(Items from an interface collection)
--------------------------------------------------
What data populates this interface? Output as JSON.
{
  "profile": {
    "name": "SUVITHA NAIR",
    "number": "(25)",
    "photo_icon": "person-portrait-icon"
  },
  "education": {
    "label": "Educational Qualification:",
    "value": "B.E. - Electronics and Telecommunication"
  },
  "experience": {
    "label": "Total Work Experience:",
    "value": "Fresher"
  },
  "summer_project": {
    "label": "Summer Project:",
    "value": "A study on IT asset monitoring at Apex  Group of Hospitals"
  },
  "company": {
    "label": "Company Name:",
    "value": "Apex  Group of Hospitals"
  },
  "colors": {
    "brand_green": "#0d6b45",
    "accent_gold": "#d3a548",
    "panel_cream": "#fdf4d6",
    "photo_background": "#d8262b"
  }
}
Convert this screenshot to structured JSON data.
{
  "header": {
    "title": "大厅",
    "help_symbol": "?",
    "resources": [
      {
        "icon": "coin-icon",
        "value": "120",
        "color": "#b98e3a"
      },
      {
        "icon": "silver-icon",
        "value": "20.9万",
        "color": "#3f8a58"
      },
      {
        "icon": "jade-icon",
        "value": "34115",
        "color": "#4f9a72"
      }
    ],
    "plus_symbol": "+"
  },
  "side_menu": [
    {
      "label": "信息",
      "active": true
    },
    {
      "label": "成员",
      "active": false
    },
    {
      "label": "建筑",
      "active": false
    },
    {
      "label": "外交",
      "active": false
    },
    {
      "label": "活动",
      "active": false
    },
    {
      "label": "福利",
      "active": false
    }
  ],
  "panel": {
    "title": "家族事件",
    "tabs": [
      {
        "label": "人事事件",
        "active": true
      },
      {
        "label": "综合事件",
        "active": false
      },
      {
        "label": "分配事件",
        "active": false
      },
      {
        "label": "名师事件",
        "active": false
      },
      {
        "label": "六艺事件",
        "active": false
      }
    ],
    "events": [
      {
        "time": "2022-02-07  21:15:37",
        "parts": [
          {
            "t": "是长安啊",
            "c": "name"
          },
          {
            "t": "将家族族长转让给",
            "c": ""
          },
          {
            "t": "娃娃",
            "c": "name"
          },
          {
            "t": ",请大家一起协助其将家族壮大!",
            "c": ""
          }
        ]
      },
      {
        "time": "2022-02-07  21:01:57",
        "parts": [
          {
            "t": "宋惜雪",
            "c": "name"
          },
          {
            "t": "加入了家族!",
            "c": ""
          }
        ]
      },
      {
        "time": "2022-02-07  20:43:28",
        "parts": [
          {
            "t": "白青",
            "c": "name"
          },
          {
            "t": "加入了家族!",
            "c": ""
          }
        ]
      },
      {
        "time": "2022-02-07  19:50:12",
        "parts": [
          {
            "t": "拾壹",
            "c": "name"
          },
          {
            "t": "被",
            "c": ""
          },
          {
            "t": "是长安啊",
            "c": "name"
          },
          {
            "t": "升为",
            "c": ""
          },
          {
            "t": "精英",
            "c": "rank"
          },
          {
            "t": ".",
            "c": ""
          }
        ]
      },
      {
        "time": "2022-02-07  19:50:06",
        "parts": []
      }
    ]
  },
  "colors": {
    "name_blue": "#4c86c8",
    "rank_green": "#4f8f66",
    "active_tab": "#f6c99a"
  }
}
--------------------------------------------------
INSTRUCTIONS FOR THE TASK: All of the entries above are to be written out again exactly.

RESULT OF THE TASK:
What data populates this interface? Output as JSON.
{
  "profile": {
    "name": "SUVITHA NAIR",
    "number": "(25)",
    "photo_icon": "person-portrait-icon"
  },
  "education": {
    "label": "Educational Qualification:",
    "value": "B.E. - Electronics and Telecommunication"
  },
  "experience": {
    "label": "Total Work Experience:",
    "value": "Fresher"
  },
  "summer_project": {
    "label": "Summer Project:",
    "value": "A study on IT asset monitoring at Apex  Group of Hospitals"
  },
  "company": {
    "label": "Company Name:",
    "value": "Apex  Group of Hospitals"
  },
  "colors": {
    "brand_green": "#0d6b45",
    "accent_gold": "#d3a548",
    "panel_cream": "#fdf4d6",
    "photo_background": "#d8262b"
  }
}
Convert this screenshot to structured JSON data.
{
  "header": {
    "title": "大厅",
    "help_symbol": "?",
    "resources": [
      {
        "icon": "coin-icon",
        "value": "120",
        "color": "#b98e3a"
      },
      {
        "icon": "silver-icon",
        "value": "20.9万",
        "color": "#3f8a58"
      },
      {
        "icon": "jade-icon",
        "value": "34115",
        "color": "#4f9a72"
      }
    ],
    "plus_symbol": "+"
  },
  "side_menu": [
    {
      "label": "信息",
      "active": true
    },
    {
      "label": "成员",
      "active": false
    },
    {
      "label": "建筑",
      "active": false
    },
    {
      "label": "外交",
      "active": false
    },
    {
      "label": "活动",
      "active": false
    },
    {
      "label": "福利",
      "active": false
    }
  ],
  "panel": {
    "title": "家族事件",
    "tabs": [
      {
        "label": "人事事件",
        "active": true
      },
      {
        "label": "综合事件",
        "active": false
      },
      {
        "label": "分配事件",
        "active": false
      },
      {
        "label": "名师事件",
        "active": false
      },
      {
        "label": "六艺事件",
        "active": false
      }
    ],
    "events": [
      {
        "time": "2022-02-07  21:15:37",
        "parts": [
          {
            "t": "是长安啊",
            "c": "name"
          },
          {
            "t": "将家族族长转让给",
            "c": ""
          },
          {
            "t": "娃娃",
            "c": "name"
          },
          {
            "t": ",请大家一起协助其将家族壮大!",
            "c": ""
          }
        ]
      },
      {
        "time": "2022-02-07  21:01:57",
        "parts": [
          {
            "t": "宋惜雪",
            "c": "name"
          },
          {
            "t": "加入了家族!",
            "c": ""
          }
        ]
      },
      {
        "time": "2022-02-07  20:43:28",
        "parts": [
          {
            "t": "白青",
            "c": "name"
          },
          {
            "t": "加入了家族!",
            "c": ""
          }
        ]
      },
      {
        "time": "2022-02-07  19:50:12",
        "parts": [
          {
            "t": "拾壹",
            "c": "name"
          },
          {
            "t": "被",
            "c": ""
          },
          {
            "t": "是长安啊",
            "c": "name"
          },
          {
            "t": "升为",
            "c": ""
          },
          {
            "t": "精英",
            "c": "rank"
          },
          {
            "t": ".",
            "c": ""
          }
        ]
      },
      {
        "time": "2022-02-07  19:50:06",
        "parts": []
      }
    ]
  },
  "colors": {
    "name_blue": "#4c86c8",
    "rank_green": "#4f8f66",
    "active_tab": "#f6c99a"
  }
}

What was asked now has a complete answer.